(Problem to work on) Your answer must be every line of the data below that holds the string "البذور", copied exactly.

(Data about app and page elements)
----

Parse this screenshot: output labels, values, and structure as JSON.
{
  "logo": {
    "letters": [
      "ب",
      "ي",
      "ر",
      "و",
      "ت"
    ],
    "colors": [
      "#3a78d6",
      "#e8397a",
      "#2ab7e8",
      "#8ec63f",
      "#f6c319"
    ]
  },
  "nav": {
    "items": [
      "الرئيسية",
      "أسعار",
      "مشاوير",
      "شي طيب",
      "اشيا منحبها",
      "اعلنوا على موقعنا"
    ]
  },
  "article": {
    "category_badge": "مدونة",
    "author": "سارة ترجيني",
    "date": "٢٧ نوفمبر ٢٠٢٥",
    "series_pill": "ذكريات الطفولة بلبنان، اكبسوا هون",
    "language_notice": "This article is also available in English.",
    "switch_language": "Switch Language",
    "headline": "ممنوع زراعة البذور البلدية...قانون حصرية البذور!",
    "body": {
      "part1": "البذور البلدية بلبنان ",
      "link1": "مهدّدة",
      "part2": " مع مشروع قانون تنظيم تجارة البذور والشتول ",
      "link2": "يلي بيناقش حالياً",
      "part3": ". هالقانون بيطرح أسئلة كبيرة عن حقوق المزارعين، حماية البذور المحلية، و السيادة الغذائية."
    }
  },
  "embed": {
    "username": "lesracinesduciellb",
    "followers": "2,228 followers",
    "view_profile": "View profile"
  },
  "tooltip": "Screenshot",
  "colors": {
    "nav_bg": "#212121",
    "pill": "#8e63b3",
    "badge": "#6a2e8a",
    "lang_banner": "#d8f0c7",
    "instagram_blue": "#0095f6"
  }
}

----

(Completed task)
    "headline": "ممنوع زراعة البذور البلدية...قانون حصرية البذور!",
      "part1": "البذور البلدية بلبنان ",
      "part2": " مع مشروع قانون تنظيم تجارة البذور والشتول ",
      "part3": ". هالقانون بيطرح أسئلة كبيرة عن حقوق المزارعين، حماية البذور المحلية، و السيادة الغذائية."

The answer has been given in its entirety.